(EXERCISE GOAL) Go through the records and report each line holding the string "this".

------------------------

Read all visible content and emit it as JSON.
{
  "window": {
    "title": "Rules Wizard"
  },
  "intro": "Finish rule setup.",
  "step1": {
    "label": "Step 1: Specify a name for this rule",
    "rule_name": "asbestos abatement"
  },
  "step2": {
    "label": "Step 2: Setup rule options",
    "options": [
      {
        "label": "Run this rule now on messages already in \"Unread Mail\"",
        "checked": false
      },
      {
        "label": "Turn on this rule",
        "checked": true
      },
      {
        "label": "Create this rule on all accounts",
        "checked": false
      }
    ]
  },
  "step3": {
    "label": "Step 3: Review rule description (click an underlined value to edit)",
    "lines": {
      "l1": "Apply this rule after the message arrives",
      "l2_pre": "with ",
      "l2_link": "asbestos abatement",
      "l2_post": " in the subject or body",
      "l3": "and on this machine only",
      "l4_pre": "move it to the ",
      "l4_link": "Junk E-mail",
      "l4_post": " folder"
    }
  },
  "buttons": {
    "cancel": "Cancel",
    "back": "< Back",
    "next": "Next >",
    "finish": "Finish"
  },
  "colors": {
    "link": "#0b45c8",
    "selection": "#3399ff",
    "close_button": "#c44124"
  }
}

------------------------

(TASK OUTPUT)
    "label": "Step 1: Specify a name for this rule",
        "label": "Run this rule now on messages already in \"Unread Mail\"",
        "label": "Turn on this rule",
        "label": "Create this rule on all accounts",
      "l1": "Apply this rule after the message arrives",
      "l3": "and on this machine only",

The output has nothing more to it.